Social enterprises contribute hugely to the community in several ways; they bridge the gaps that exits and tackle social issues that need to be addressed.

Social enterprises and the social economy both play crucial role in a modern Irish economy. The sector has the unique ability and expertise to address some of the major challenges facing Ireland, especially at the moment. Social enterprises strive for  sustainable and socially inclusive economic growth, this approach creates jobs and opportunities for all within society, especially those who may find employment difficult to attain.

A circular social economy is driven by values that focus on social impact, innovation, profit reinvestment, it puts the human, the person, at the centre of our economy.

This approach not only helps to boost our economy but it also helps to boost our social fabric. It faces social problems head on, bridging the gaps created by cutbacks in funding and expenditure.

“The Mark provides an opportunity for social enterprises now, within an achievable time frame, to show they are a true social enterprise achieving true social impact”

What will the Mark mean for the sector?

Social Enterprise Mark CIC is an award-winning international social enterprise accreditation authority, which recognises and builds the capabilities of social enterprises as competitive, sustainable businesses, dedicated to maximising social impact.

It will bring credibility to the work carried out in the sector, helping those enterprises to stand out as a true and approved social enterprise, that are using their business to create positive social impact.

In Ireland the sector is undergoing huge change and although it has Government support, this change is slow as each measure from the National Social Enterprise Policy goes through the process for research and implementation. One example is the research just started to look at whether Ireland should have a dedicated legal form for the sector.

This research is welcome, but it will take time, in the meantime, the Mark provides an opportunity for social enterprises now, within an achievable time frame, to show they are a true social enterprise achieving true social impact.  This opens up opportunities in Ireland and abroad for access to funding and collaboration opportunities that will grow and strengthen the social enterprise thereby growing social impact.

“We need a big push to recognise the commercial aspect of social enterprises and see that side as being equally important to the social good aspect”

What policy decisions need to be made to help the sector flourish?

There is so much can be done at policy level but the three pressing issues are:

Legal and Governance Compliance: In Ireland there is no distinct legal form for Social Enterprises and currently they can adopt one of the existing legal structures provided for through the Companies Act. This coupled with governance compliance causes confusion resulting in choices that may not suit the growth and scaling of the enterprise, or more worrisome practices that fall short of good governance. A more simplified system is required to ensure a better setup and practice.

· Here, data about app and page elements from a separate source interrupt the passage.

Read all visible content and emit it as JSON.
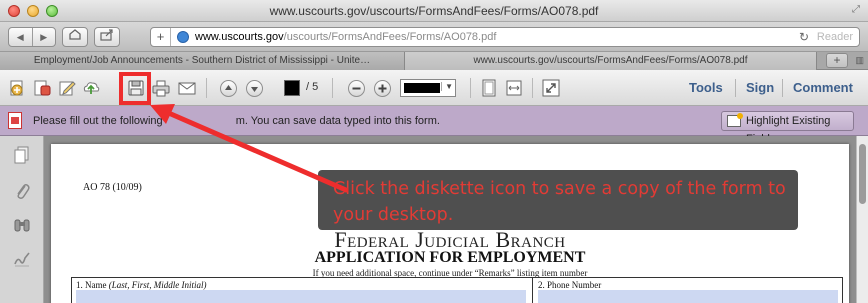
{
  "window": {
    "title": "www.uscourts.gov/uscourts/FormsAndFees/Forms/AO078.pdf"
  },
  "address_bar": {
    "url_host": "www.uscourts.gov",
    "url_path": "/uscourts/FormsAndFees/Forms/AO078.pdf",
    "reader_label": "Reader"
  },
  "tabs": [
    {
      "label": "Employment/Job Announcements - Southern District of Mississippi - Unite…",
      "active": false
    },
    {
      "label": "www.uscourts.gov/uscourts/FormsAndFees/Forms/AO078.pdf",
      "active": true
    }
  ],
  "toolbar": {
    "page_total": "/ 5",
    "tools_label": "Tools",
    "sign_label": "Sign",
    "comment_label": "Comment",
    "icons": [
      "create-pdf-icon",
      "share-icon",
      "edit-icon",
      "upload-icon",
      "save-icon",
      "print-icon",
      "email-icon",
      "prev-page-icon",
      "next-page-icon",
      "zoom-out-icon",
      "zoom-in-icon",
      "fit-page-icon",
      "fit-width-icon",
      "fullscreen-icon"
    ]
  },
  "form_bar": {
    "message_before": "Please fill out the following ",
    "message_after": "m. You can save data typed into this form.",
    "highlight_button": "Highlight Existing Fields"
  },
  "document": {
    "form_id": "AO 78 (10/09)",
    "agency": "Federal Judicial Branch",
    "title": "APPLICATION FOR EMPLOYMENT",
    "subtitle": "If you need additional space, continue under “Remarks” listing item number",
    "field_1_label": "1.  Name ",
    "field_1_hint": "(Last, First, Middle Initial)",
    "field_2_label": "2.  Phone Number"
  },
  "annotation": {
    "text": "Click the diskette icon to save a copy of the form to your desktop.",
    "color": "#e23b35"
  },
  "colors": {
    "highlight_red": "#ee2d2d",
    "form_bar": "#bda9c9",
    "field_fill": "#cdd8f2",
    "link_blue": "#3d5f8c"
  }
}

Funding: Sourcing and access to funding for both start and to scale up the social enterprise. It is really important that funding frameworks are simplified, and the administrative procedures for applying for funding to be improved.

Collaboration: Collaboration can help social enterprises access funding or contracts, deliver services that they may not have the capability or capacity to deliver alone, reach wider geographical markets, and make financial savings through shared overheads and staff. Shared expertise and knowledge, building better partnerships across all sectors, strengthens all sectors, not just the Social Enterprise sector.  Collaboration requires a deeper understanding and educating all sectors about what a social enterprise is and how it operates. We need a big push to recognise the commercial aspect of social enterprises and see that side as being equally important to the social good aspect.

By John Kennedy (john.kennedy3@boi.com)

Published: 3 December 2020